#### Data to examine
_____
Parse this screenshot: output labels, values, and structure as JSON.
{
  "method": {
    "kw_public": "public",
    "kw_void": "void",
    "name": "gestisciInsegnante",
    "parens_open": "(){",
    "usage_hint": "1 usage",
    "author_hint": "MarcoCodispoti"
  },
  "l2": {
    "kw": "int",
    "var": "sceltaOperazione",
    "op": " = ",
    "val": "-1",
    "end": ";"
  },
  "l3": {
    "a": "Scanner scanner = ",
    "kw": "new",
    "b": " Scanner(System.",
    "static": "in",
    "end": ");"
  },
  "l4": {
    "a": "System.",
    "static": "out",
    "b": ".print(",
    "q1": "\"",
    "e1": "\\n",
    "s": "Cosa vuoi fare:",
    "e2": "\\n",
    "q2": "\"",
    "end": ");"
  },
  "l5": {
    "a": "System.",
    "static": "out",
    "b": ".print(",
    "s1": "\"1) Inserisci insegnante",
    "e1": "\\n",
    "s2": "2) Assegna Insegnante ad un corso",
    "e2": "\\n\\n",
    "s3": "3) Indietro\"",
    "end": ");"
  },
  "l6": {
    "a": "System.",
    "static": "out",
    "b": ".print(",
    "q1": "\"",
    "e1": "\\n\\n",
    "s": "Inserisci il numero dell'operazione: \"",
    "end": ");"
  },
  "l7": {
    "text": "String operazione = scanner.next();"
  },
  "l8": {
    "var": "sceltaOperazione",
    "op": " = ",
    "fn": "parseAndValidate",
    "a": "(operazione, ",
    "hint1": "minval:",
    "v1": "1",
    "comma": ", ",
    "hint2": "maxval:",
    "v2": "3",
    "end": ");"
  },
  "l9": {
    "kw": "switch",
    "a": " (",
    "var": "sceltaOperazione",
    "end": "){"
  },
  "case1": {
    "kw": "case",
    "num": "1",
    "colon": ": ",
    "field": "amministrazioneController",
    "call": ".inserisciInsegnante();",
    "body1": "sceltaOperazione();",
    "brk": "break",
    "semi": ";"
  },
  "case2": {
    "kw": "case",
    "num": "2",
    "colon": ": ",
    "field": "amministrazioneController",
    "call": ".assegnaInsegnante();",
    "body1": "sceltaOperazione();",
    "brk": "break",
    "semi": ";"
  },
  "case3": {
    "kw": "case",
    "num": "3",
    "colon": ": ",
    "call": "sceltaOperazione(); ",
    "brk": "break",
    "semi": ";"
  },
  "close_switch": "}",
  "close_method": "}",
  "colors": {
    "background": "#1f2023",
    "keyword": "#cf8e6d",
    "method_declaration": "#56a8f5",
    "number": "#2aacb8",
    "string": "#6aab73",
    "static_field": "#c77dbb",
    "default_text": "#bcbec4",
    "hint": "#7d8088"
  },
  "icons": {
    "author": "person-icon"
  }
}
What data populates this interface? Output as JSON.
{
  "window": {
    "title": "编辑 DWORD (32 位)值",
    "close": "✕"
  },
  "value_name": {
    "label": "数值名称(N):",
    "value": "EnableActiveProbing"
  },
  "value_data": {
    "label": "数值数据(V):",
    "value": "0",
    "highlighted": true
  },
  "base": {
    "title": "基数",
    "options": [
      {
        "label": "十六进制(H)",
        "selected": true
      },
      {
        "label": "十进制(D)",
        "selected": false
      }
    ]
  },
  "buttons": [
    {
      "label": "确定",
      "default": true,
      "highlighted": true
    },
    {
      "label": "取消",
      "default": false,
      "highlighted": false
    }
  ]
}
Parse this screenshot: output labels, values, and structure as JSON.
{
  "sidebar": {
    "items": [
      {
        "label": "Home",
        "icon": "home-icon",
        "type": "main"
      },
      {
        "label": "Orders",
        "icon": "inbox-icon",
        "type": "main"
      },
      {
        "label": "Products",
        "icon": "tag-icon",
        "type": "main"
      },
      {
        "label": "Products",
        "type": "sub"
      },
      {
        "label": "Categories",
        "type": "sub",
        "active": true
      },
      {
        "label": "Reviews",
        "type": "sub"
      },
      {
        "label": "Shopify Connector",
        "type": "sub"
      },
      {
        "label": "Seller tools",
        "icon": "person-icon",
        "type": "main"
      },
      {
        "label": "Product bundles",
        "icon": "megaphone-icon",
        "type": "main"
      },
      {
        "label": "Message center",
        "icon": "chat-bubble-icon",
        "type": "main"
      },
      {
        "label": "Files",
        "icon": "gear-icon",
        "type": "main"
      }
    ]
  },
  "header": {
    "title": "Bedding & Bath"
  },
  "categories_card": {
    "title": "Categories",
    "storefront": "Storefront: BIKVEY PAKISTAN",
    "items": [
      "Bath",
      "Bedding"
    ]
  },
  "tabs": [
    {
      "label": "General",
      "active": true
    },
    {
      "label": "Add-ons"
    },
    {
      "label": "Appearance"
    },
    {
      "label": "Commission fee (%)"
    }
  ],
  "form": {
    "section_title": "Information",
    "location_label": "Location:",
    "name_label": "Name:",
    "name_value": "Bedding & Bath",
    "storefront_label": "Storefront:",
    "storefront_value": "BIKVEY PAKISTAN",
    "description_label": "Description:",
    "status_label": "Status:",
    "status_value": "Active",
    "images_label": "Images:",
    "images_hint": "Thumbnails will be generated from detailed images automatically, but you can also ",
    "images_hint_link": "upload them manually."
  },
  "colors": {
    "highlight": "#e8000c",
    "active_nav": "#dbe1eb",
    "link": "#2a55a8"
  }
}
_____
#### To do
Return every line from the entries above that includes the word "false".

#### Your solution
        "selected": false
      "default": false,
      "highlighted": false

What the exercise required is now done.